◆ **WORK REQUEST**
Write out every record below exactly as given. Leave the pictures out.
--- PROVIDED ENTRIES Enclosed Below ---
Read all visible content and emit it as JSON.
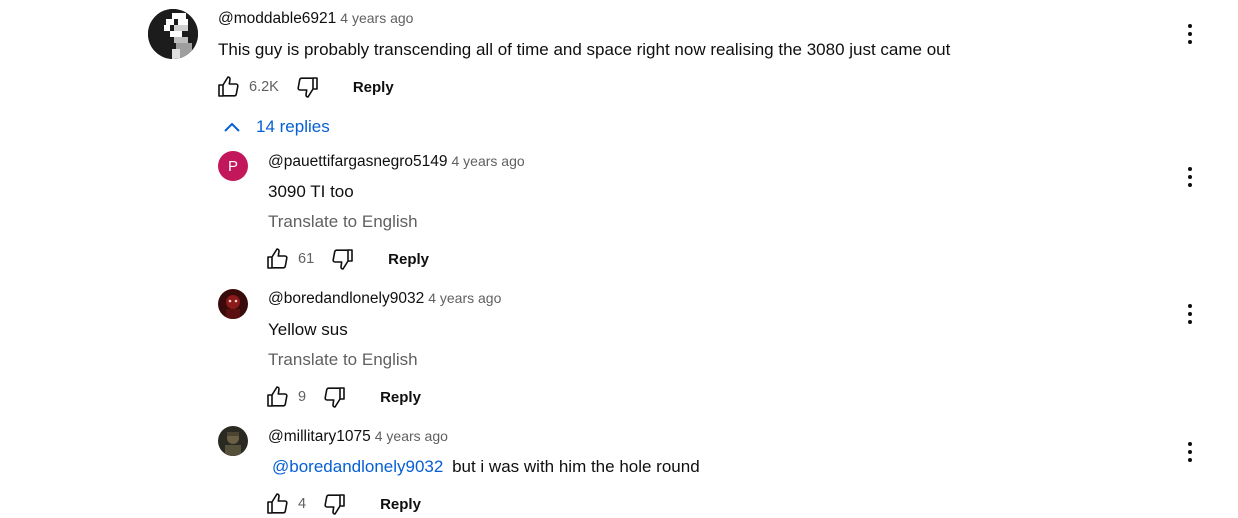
{
  "comments": [
    {
      "handle": "@moddable6921",
      "time": "4 years ago",
      "text": "This guy is probably transcending all of time and space right now realising the 3080 just came out",
      "likes": "6.2K",
      "reply_label": "Reply"
    }
  ],
  "replies_toggle": {
    "label": "14 replies"
  },
  "replies": [
    {
      "avatar_letter": "P",
      "avatar_color": "#c2185b",
      "handle": "@pauettifargasnegro5149",
      "time": "4 years ago",
      "text": "3090 TI too",
      "translate": "Translate to English",
      "likes": "61",
      "reply_label": "Reply"
    },
    {
      "handle": "@boredandlonely9032",
      "time": "4 years ago",
      "text": "Yellow sus",
      "translate": "Translate to English",
      "likes": "9",
      "reply_label": "Reply"
    },
    {
      "handle": "@millitary1075",
      "time": "4 years ago",
      "mention": "@boredandlonely9032",
      "text": "but i was with him the hole round",
      "likes": "4",
      "reply_label": "Reply"
    }
  ]
}
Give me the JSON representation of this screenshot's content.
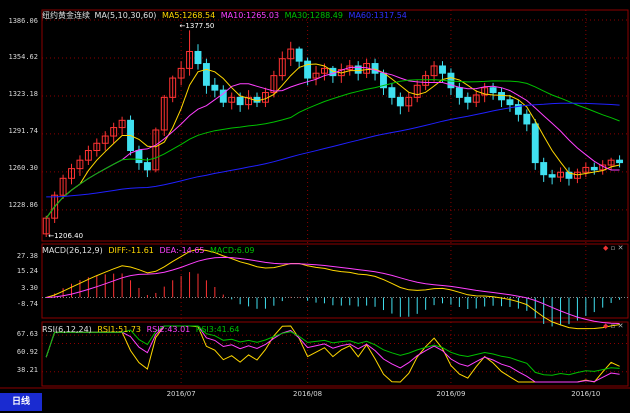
{
  "main_legend": {
    "name": "纽约黄金连续",
    "indicator": "MA(5,10,30,60)",
    "ma5": "MA5:1268.54",
    "ma10": "MA10:1265.03",
    "ma30": "MA30:1288.49",
    "ma60": "MA60:1317.54"
  },
  "macd_legend": {
    "name": "MACD(26,12,9)",
    "diff": "DIFF:-11.61",
    "dea": "DEA:-14.65",
    "macd": "MACD:6.09"
  },
  "rsi_legend": {
    "name": "RSI(6,12,24)",
    "rsi1": "RSI1:51.73",
    "rsi2": "RSI2:43.01",
    "rsi3": "RSI3:41.64"
  },
  "annotations": {
    "high": "1377.50",
    "low": "1206.40"
  },
  "mode_tab": "日线",
  "colors": {
    "background": "#000000",
    "up_candle": "#ff3333",
    "down_candle": "#40e0f0",
    "ma5": "#ffd700",
    "ma10": "#ff40ff",
    "ma30": "#00c000",
    "ma60": "#2020ff",
    "grid": "#8b0000",
    "axis_text": "#d8d8d8"
  },
  "chart_data": [
    {
      "type": "candlestick",
      "ylim": [
        1206.4,
        1386.06
      ],
      "y_ticks": [
        "1386.06",
        "1354.62",
        "1323.18",
        "1291.74",
        "1260.30",
        "1228.86"
      ],
      "x_ticks": [
        "2016/07",
        "2016/08",
        "2016/09",
        "2016/10"
      ],
      "x_tick_bars": [
        16,
        31,
        48,
        64
      ],
      "high_label_bar": 17,
      "low_label_bar": 0,
      "candles": [
        [
          1209,
          1222,
          1206.4,
          1224
        ],
        [
          1222,
          1241,
          1218,
          1244
        ],
        [
          1241,
          1255,
          1238,
          1258
        ],
        [
          1255,
          1263,
          1250,
          1267
        ],
        [
          1263,
          1270,
          1257,
          1274
        ],
        [
          1270,
          1278,
          1266,
          1282
        ],
        [
          1278,
          1284,
          1273,
          1288
        ],
        [
          1284,
          1290,
          1278,
          1294
        ],
        [
          1290,
          1297,
          1284,
          1301
        ],
        [
          1297,
          1303,
          1291,
          1306
        ],
        [
          1303,
          1278,
          1274,
          1307
        ],
        [
          1278,
          1268,
          1262,
          1282
        ],
        [
          1268,
          1262,
          1256,
          1272
        ],
        [
          1262,
          1295,
          1260,
          1297
        ],
        [
          1295,
          1322,
          1290,
          1324
        ],
        [
          1322,
          1338,
          1318,
          1340
        ],
        [
          1338,
          1346,
          1332,
          1352
        ],
        [
          1346,
          1360,
          1340,
          1377.5
        ],
        [
          1360,
          1350,
          1345,
          1366
        ],
        [
          1350,
          1332,
          1325,
          1354
        ],
        [
          1332,
          1328,
          1322,
          1338
        ],
        [
          1328,
          1318,
          1314,
          1332
        ],
        [
          1318,
          1322,
          1312,
          1326
        ],
        [
          1322,
          1316,
          1310,
          1326
        ],
        [
          1316,
          1322,
          1312,
          1328
        ],
        [
          1322,
          1318,
          1314,
          1326
        ],
        [
          1318,
          1326,
          1314,
          1330
        ],
        [
          1326,
          1340,
          1322,
          1344
        ],
        [
          1340,
          1354,
          1336,
          1360
        ],
        [
          1354,
          1362,
          1348,
          1368
        ],
        [
          1362,
          1352,
          1346,
          1364
        ],
        [
          1352,
          1338,
          1332,
          1355
        ],
        [
          1338,
          1342,
          1332,
          1348
        ],
        [
          1342,
          1346,
          1336,
          1350
        ],
        [
          1346,
          1340,
          1334,
          1348
        ],
        [
          1340,
          1345,
          1334,
          1350
        ],
        [
          1345,
          1348,
          1340,
          1353
        ],
        [
          1348,
          1342,
          1336,
          1352
        ],
        [
          1342,
          1350,
          1338,
          1354
        ],
        [
          1350,
          1342,
          1336,
          1354
        ],
        [
          1342,
          1330,
          1324,
          1345
        ],
        [
          1330,
          1322,
          1316,
          1334
        ],
        [
          1322,
          1315,
          1308,
          1326
        ],
        [
          1315,
          1322,
          1310,
          1326
        ],
        [
          1322,
          1332,
          1318,
          1336
        ],
        [
          1332,
          1340,
          1328,
          1344
        ],
        [
          1340,
          1348,
          1335,
          1352
        ],
        [
          1348,
          1342,
          1334,
          1352
        ],
        [
          1342,
          1330,
          1324,
          1346
        ],
        [
          1330,
          1322,
          1316,
          1334
        ],
        [
          1322,
          1318,
          1312,
          1326
        ],
        [
          1318,
          1324,
          1314,
          1328
        ],
        [
          1324,
          1330,
          1318,
          1334
        ],
        [
          1330,
          1326,
          1320,
          1334
        ],
        [
          1326,
          1320,
          1314,
          1330
        ],
        [
          1320,
          1316,
          1310,
          1324
        ],
        [
          1316,
          1308,
          1302,
          1320
        ],
        [
          1308,
          1300,
          1294,
          1312
        ],
        [
          1300,
          1268,
          1262,
          1304
        ],
        [
          1268,
          1258,
          1252,
          1272
        ],
        [
          1258,
          1256,
          1250,
          1262
        ],
        [
          1256,
          1260,
          1252,
          1264
        ],
        [
          1260,
          1255,
          1249,
          1264
        ],
        [
          1255,
          1260,
          1251,
          1263
        ],
        [
          1260,
          1264,
          1256,
          1268
        ],
        [
          1264,
          1262,
          1258,
          1268
        ],
        [
          1262,
          1266,
          1258,
          1270
        ],
        [
          1266,
          1270,
          1262,
          1272
        ],
        [
          1270,
          1268,
          1264,
          1274
        ]
      ]
    },
    {
      "type": "bar+line",
      "name": "MACD",
      "y_ticks": [
        "27.38",
        "15.24",
        "3.30",
        "-8.74"
      ],
      "ylim": [
        -8.74,
        27.38
      ]
    },
    {
      "type": "line",
      "name": "RSI",
      "y_ticks": [
        "67.63",
        "60.92",
        "38.21"
      ],
      "ylim": [
        30,
        75
      ]
    }
  ]
}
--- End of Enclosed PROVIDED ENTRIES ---
◆ **COMPLETED TASK**
Read all visible content and emit it as JSON.
{
  "comments": [
    {
      "handle": "@moddable6921",
      "time": "4 years ago",
      "text": "This guy is probably transcending all of time and space right now realising the 3080 just came out",
      "likes": "6.2K",
      "reply_label": "Reply"
    }
  ],
  "replies_toggle": {
    "label": "14 replies"
  },
  "replies": [
    {
      "avatar_letter": "P",
      "avatar_color": "#c2185b",
      "handle": "@pauettifargasnegro5149",
      "time": "4 years ago",
      "text": "3090 TI too",
      "translate": "Translate to English",
      "likes": "61",
      "reply_label": "Reply"
    },
    {
      "handle": "@boredandlonely9032",
      "time": "4 years ago",
      "text": "Yellow sus",
      "translate": "Translate to English",
      "likes": "9",
      "reply_label": "Reply"
    },
    {
      "handle": "@millitary1075",
      "time": "4 years ago",
      "mention": "@boredandlonely9032",
      "text": "but i was with him the hole round",
      "likes": "4",
      "reply_label": "Reply"
    }
  ]
}
Give me the JSON representation of this screenshot's content.
{
  "main_legend": {
    "name": "纽约黄金连续",
    "indicator": "MA(5,10,30,60)",
    "ma5": "MA5:1268.54",
    "ma10": "MA10:1265.03",
    "ma30": "MA30:1288.49",
    "ma60": "MA60:1317.54"
  },
  "macd_legend": {
    "name": "MACD(26,12,9)",
    "diff": "DIFF:-11.61",
    "dea": "DEA:-14.65",
    "macd": "MACD:6.09"
  },
  "rsi_legend": {
    "name": "RSI(6,12,24)",
    "rsi1": "RSI1:51.73",
    "rsi2": "RSI2:43.01",
    "rsi3": "RSI3:41.64"
  },
  "annotations": {
    "high": "1377.50",
    "low": "1206.40"
  },
  "mode_tab": "日线",
  "colors": {
    "background": "#000000",
    "up_candle": "#ff3333",
    "down_candle": "#40e0f0",
    "ma5": "#ffd700",
    "ma10": "#ff40ff",
    "ma30": "#00c000",
    "ma60": "#2020ff",
    "grid": "#8b0000",
    "axis_text": "#d8d8d8"
  },
  "chart_data": [
    {
      "type": "candlestick",
      "ylim": [
        1206.4,
        1386.06
      ],
      "y_ticks": [
        "1386.06",
        "1354.62",
        "1323.18",
        "1291.74",
        "1260.30",
        "1228.86"
      ],
      "x_ticks": [
        "2016/07",
        "2016/08",
        "2016/09",
        "2016/10"
      ],
      "x_tick_bars": [
        16,
        31,
        48,
        64
      ],
      "high_label_bar": 17,
      "low_label_bar": 0,
      "candles": [
        [
          1209,
          1222,
          1206.4,
          1224
        ],
        [
          1222,
          1241,
          1218,
          1244
        ],
        [
          1241,
          1255,
          1238,
          1258
        ],
        [
          1255,
          1263,
          1250,
          1267
        ],
        [
          1263,
          1270,
          1257,
          1274
        ],
        [
          1270,
          1278,
          1266,
          1282
        ],
        [
          1278,
          1284,
          1273,
          1288
        ],
        [
          1284,
          1290,
          1278,
          1294
        ],
        [
          1290,
          1297,
          1284,
          1301
        ],
        [
          1297,
          1303,
          1291,
          1306
        ],
        [
          1303,
          1278,
          1274,
          1307
        ],
        [
          1278,
          1268,
          1262,
          1282
        ],
        [
          1268,
          1262,
          1256,
          1272
        ],
        [
          1262,
          1295,
          1260,
          1297
        ],
        [
          1295,
          1322,
          1290,
          1324
        ],
        [
          1322,
          1338,
          1318,
          1340
        ],
        [
          1338,
          1346,
          1332,
          1352
        ],
        [
          1346,
          1360,
          1340,
          1377.5
        ],
        [
          1360,
          1350,
          1345,
          1366
        ],
        [
          1350,
          1332,
          1325,
          1354
        ],
        [
          1332,
          1328,
          1322,
          1338
        ],
        [
          1328,
          1318,
          1314,
          1332
        ],
        [
          1318,
          1322,
          1312,
          1326
        ],
        [
          1322,
          1316,
          1310,
          1326
        ],
        [
          1316,
          1322,
          1312,
          1328
        ],
        [
          1322,
          1318,
          1314,
          1326
        ],
        [
          1318,
          1326,
          1314,
          1330
        ],
        [
          1326,
          1340,
          1322,
          1344
        ],
        [
          1340,
          1354,
          1336,
          1360
        ],
        [
          1354,
          1362,
          1348,
          1368
        ],
        [
          1362,
          1352,
          1346,
          1364
        ],
        [
          1352,
          1338,
          1332,
          1355
        ],
        [
          1338,
          1342,
          1332,
          1348
        ],
        [
          1342,
          1346,
          1336,
          1350
        ],
        [
          1346,
          1340,
          1334,
          1348
        ],
        [
          1340,
          1345,
          1334,
          1350
        ],
        [
          1345,
          1348,
          1340,
          1353
        ],
        [
          1348,
          1342,
          1336,
          1352
        ],
        [
          1342,
          1350,
          1338,
          1354
        ],
        [
          1350,
          1342,
          1336,
          1354
        ],
        [
          1342,
          1330,
          1324,
          1345
        ],
        [
          1330,
          1322,
          1316,
          1334
        ],
        [
          1322,
          1315,
          1308,
          1326
        ],
        [
          1315,
          1322,
          1310,
          1326
        ],
        [
          1322,
          1332,
          1318,
          1336
        ],
        [
          1332,
          1340,
          1328,
          1344
        ],
        [
          1340,
          1348,
          1335,
          1352
        ],
        [
          1348,
          1342,
          1334,
          1352
        ],
        [
          1342,
          1330,
          1324,
          1346
        ],
        [
          1330,
          1322,
          1316,
          1334
        ],
        [
          1322,
          1318,
          1312,
          1326
        ],
        [
          1318,
          1324,
          1314,
          1328
        ],
        [
          1324,
          1330,
          1318,
          1334
        ],
        [
          1330,
          1326,
          1320,
          1334
        ],
        [
          1326,
          1320,
          1314,
          1330
        ],
        [
          1320,
          1316,
          1310,
          1324
        ],
        [
          1316,
          1308,
          1302,
          1320
        ],
        [
          1308,
          1300,
          1294,
          1312
        ],
        [
          1300,
          1268,
          1262,
          1304
        ],
        [
          1268,
          1258,
          1252,
          1272
        ],
        [
          1258,
          1256,
          1250,
          1262
        ],
        [
          1256,
          1260,
          1252,
          1264
        ],
        [
          1260,
          1255,
          1249,
          1264
        ],
        [
          1255,
          1260,
          1251,
          1263
        ],
        [
          1260,
          1264,
          1256,
          1268
        ],
        [
          1264,
          1262,
          1258,
          1268
        ],
        [
          1262,
          1266,
          1258,
          1270
        ],
        [
          1266,
          1270,
          1262,
          1272
        ],
        [
          1270,
          1268,
          1264,
          1274
        ]
      ]
    },
    {
      "type": "bar+line",
      "name": "MACD",
      "y_ticks": [
        "27.38",
        "15.24",
        "3.30",
        "-8.74"
      ],
      "ylim": [
        -8.74,
        27.38
      ]
    },
    {
      "type": "line",
      "name": "RSI",
      "y_ticks": [
        "67.63",
        "60.92",
        "38.21"
      ],
      "ylim": [
        30,
        75
      ]
    }
  ]
}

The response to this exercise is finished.